[Stored data entries]
——

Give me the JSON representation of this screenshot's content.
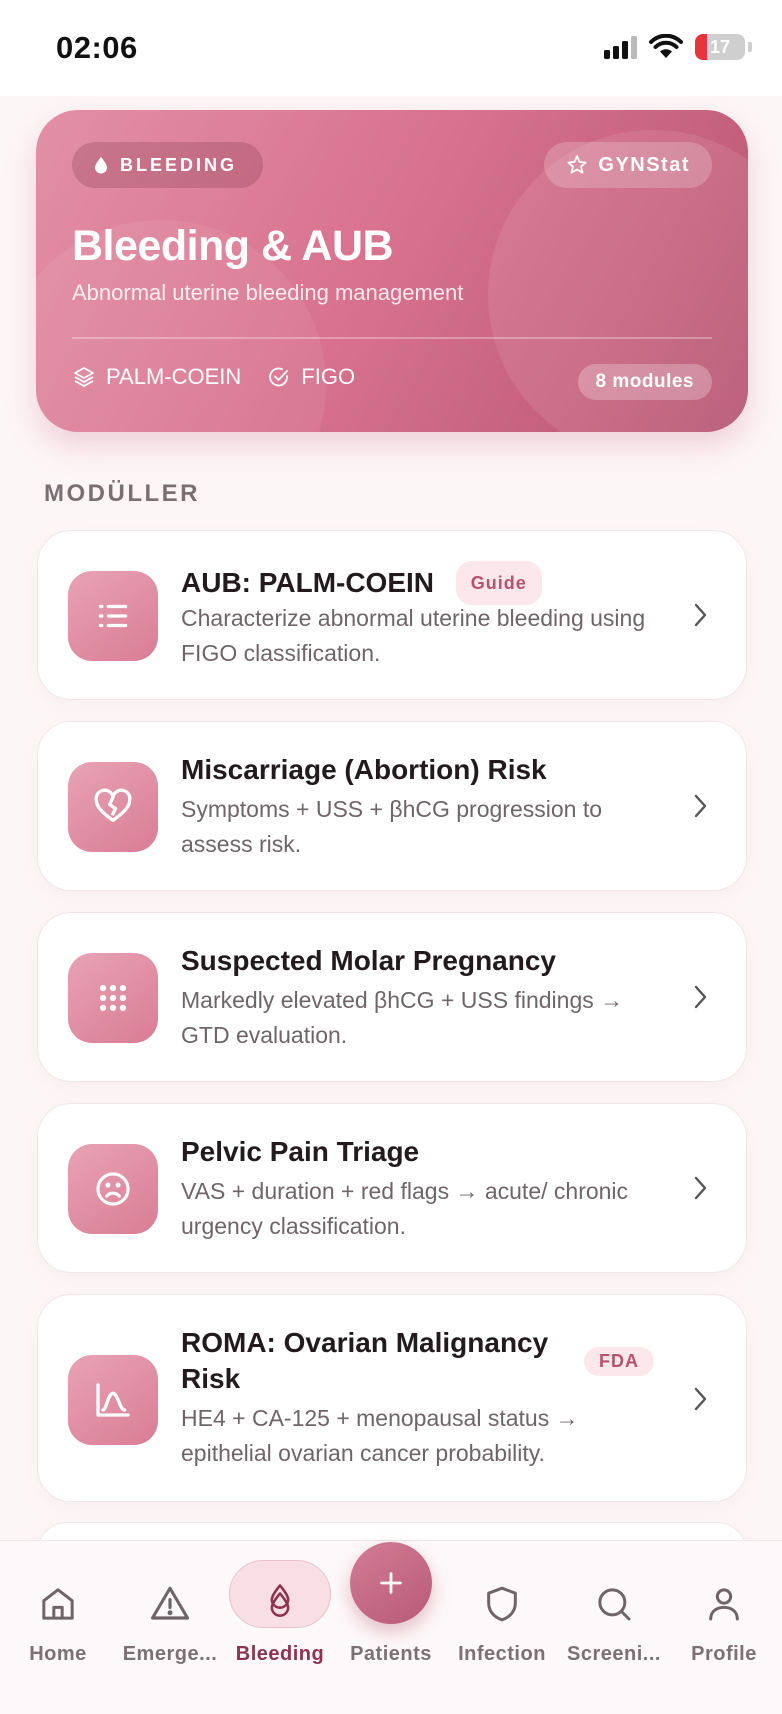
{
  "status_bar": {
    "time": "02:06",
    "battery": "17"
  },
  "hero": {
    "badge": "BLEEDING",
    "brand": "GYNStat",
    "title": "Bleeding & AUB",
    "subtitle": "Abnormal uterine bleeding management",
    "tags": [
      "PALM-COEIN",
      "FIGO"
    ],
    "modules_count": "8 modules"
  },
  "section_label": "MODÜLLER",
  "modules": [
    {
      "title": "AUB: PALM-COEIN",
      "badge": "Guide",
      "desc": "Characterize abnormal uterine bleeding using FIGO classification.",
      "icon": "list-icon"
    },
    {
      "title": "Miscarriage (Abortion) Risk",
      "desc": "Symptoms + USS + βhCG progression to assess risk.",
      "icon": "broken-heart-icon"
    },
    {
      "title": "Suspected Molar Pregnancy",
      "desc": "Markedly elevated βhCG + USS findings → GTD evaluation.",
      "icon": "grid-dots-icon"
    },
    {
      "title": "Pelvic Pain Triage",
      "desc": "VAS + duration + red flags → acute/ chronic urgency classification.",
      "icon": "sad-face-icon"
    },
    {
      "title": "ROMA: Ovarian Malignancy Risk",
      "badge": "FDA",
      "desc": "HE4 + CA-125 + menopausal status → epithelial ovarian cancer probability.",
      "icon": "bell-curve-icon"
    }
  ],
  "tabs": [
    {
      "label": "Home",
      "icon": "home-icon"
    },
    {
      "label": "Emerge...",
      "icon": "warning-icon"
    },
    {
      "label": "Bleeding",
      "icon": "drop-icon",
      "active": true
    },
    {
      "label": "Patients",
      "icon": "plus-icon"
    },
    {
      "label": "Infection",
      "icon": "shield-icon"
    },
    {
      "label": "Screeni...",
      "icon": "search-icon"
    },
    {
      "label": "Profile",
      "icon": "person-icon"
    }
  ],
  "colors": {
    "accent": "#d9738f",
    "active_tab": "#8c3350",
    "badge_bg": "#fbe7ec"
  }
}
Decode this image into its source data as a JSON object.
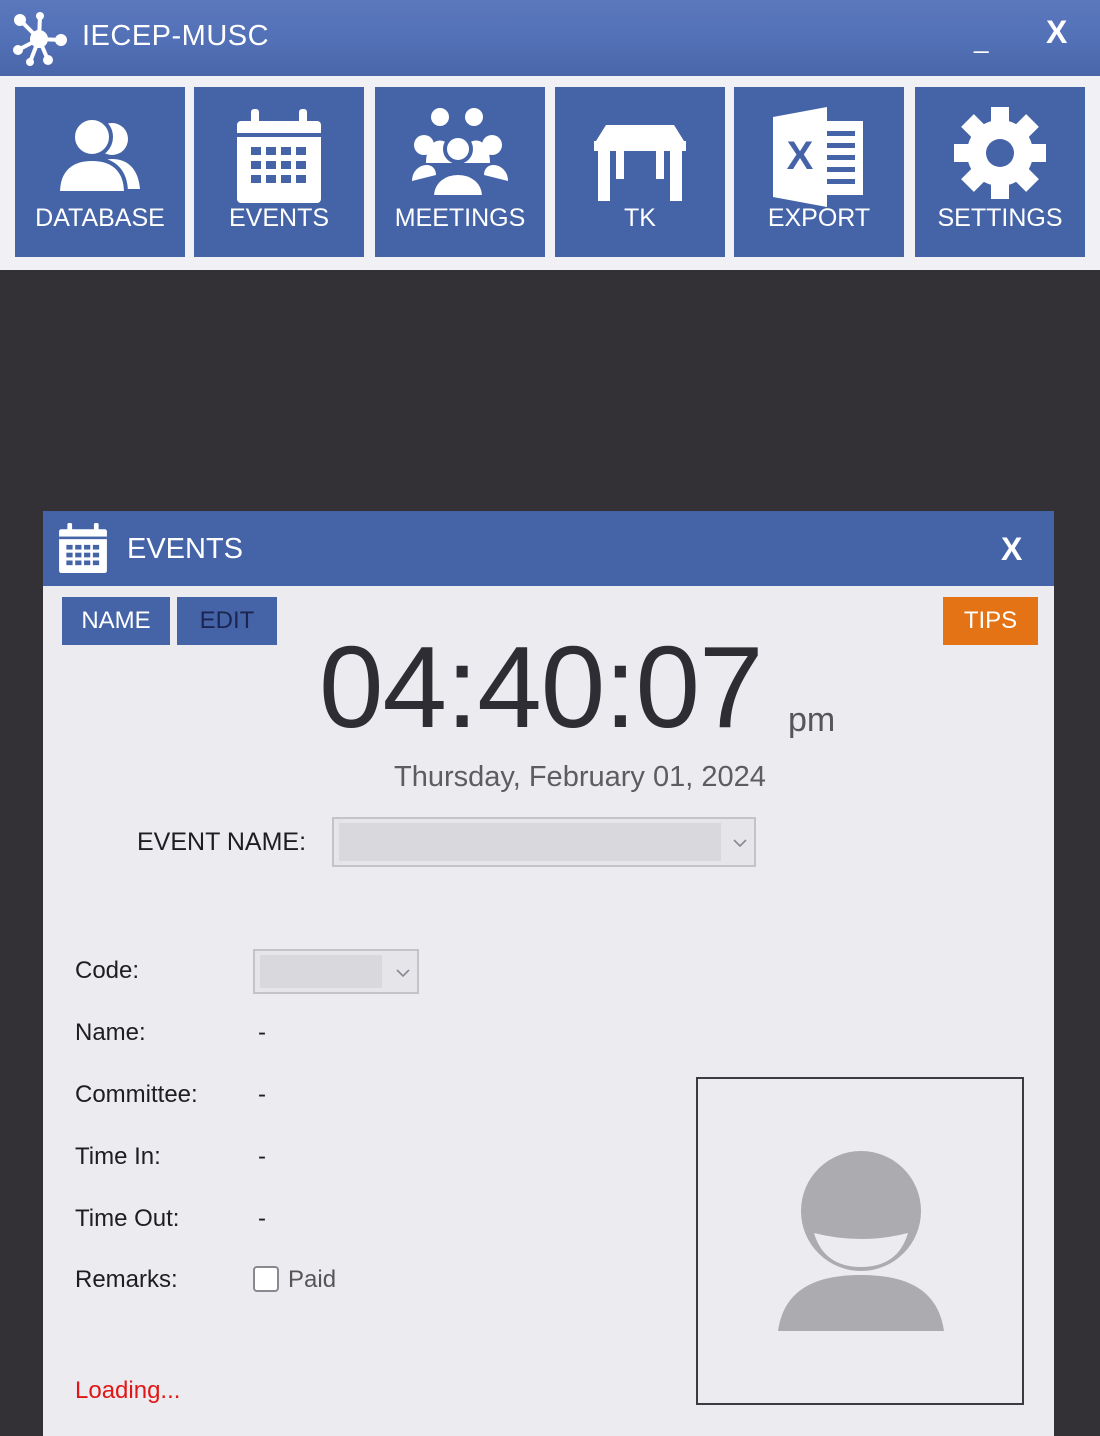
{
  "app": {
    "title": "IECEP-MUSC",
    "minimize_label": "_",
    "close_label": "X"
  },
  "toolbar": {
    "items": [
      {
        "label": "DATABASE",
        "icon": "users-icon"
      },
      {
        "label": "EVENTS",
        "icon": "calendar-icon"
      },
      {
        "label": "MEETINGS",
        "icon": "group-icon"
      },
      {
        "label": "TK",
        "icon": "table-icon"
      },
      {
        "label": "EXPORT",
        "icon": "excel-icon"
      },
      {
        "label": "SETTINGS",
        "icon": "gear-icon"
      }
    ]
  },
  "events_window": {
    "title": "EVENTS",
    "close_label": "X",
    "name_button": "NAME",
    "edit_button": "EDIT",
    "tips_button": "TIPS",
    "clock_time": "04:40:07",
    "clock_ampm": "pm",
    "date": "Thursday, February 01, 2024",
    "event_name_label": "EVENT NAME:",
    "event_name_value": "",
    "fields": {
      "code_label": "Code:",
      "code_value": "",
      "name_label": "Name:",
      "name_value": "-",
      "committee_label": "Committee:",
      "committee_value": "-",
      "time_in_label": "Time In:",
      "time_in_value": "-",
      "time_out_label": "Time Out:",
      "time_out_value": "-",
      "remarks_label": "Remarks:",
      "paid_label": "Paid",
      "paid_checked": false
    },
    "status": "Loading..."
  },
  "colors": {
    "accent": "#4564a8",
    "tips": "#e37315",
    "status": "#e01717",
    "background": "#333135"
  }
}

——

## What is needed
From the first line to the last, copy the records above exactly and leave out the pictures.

## Task response
Give me the JSON representation of this screenshot's content.
{
  "status_bar": {
    "time": "02:06",
    "battery": "17"
  },
  "hero": {
    "badge": "BLEEDING",
    "brand": "GYNStat",
    "title": "Bleeding & AUB",
    "subtitle": "Abnormal uterine bleeding management",
    "tags": [
      "PALM-COEIN",
      "FIGO"
    ],
    "modules_count": "8 modules"
  },
  "section_label": "MODÜLLER",
  "modules": [
    {
      "title": "AUB: PALM-COEIN",
      "badge": "Guide",
      "desc": "Characterize abnormal uterine bleeding using FIGO classification.",
      "icon": "list-icon"
    },
    {
      "title": "Miscarriage (Abortion) Risk",
      "desc": "Symptoms + USS + βhCG progression to assess risk.",
      "icon": "broken-heart-icon"
    },
    {
      "title": "Suspected Molar Pregnancy",
      "desc": "Markedly elevated βhCG + USS findings → GTD evaluation.",
      "icon": "grid-dots-icon"
    },
    {
      "title": "Pelvic Pain Triage",
      "desc": "VAS + duration + red flags → acute/ chronic urgency classification.",
      "icon": "sad-face-icon"
    },
    {
      "title": "ROMA: Ovarian Malignancy Risk",
      "badge": "FDA",
      "desc": "HE4 + CA-125 + menopausal status → epithelial ovarian cancer probability.",
      "icon": "bell-curve-icon"
    }
  ],
  "tabs": [
    {
      "label": "Home",
      "icon": "home-icon"
    },
    {
      "label": "Emerge...",
      "icon": "warning-icon"
    },
    {
      "label": "Bleeding",
      "icon": "drop-icon",
      "active": true
    },
    {
      "label": "Patients",
      "icon": "plus-icon"
    },
    {
      "label": "Infection",
      "icon": "shield-icon"
    },
    {
      "label": "Screeni...",
      "icon": "search-icon"
    },
    {
      "label": "Profile",
      "icon": "person-icon"
    }
  ],
  "colors": {
    "accent": "#d9738f",
    "active_tab": "#8c3350",
    "badge_bg": "#fbe7ec"
  }
}
Decode this image into its source data as a JSON object.
{
  "app": {
    "title": "IECEP-MUSC",
    "minimize_label": "_",
    "close_label": "X"
  },
  "toolbar": {
    "items": [
      {
        "label": "DATABASE",
        "icon": "users-icon"
      },
      {
        "label": "EVENTS",
        "icon": "calendar-icon"
      },
      {
        "label": "MEETINGS",
        "icon": "group-icon"
      },
      {
        "label": "TK",
        "icon": "table-icon"
      },
      {
        "label": "EXPORT",
        "icon": "excel-icon"
      },
      {
        "label": "SETTINGS",
        "icon": "gear-icon"
      }
    ]
  },
  "events_window": {
    "title": "EVENTS",
    "close_label": "X",
    "name_button": "NAME",
    "edit_button": "EDIT",
    "tips_button": "TIPS",
    "clock_time": "04:40:07",
    "clock_ampm": "pm",
    "date": "Thursday, February 01, 2024",
    "event_name_label": "EVENT NAME:",
    "event_name_value": "",
    "fields": {
      "code_label": "Code:",
      "code_value": "",
      "name_label": "Name:",
      "name_value": "-",
      "committee_label": "Committee:",
      "committee_value": "-",
      "time_in_label": "Time In:",
      "time_in_value": "-",
      "time_out_label": "Time Out:",
      "time_out_value": "-",
      "remarks_label": "Remarks:",
      "paid_label": "Paid",
      "paid_checked": false
    },
    "status": "Loading..."
  },
  "colors": {
    "accent": "#4564a8",
    "tips": "#e37315",
    "status": "#e01717",
    "background": "#333135"
  }
}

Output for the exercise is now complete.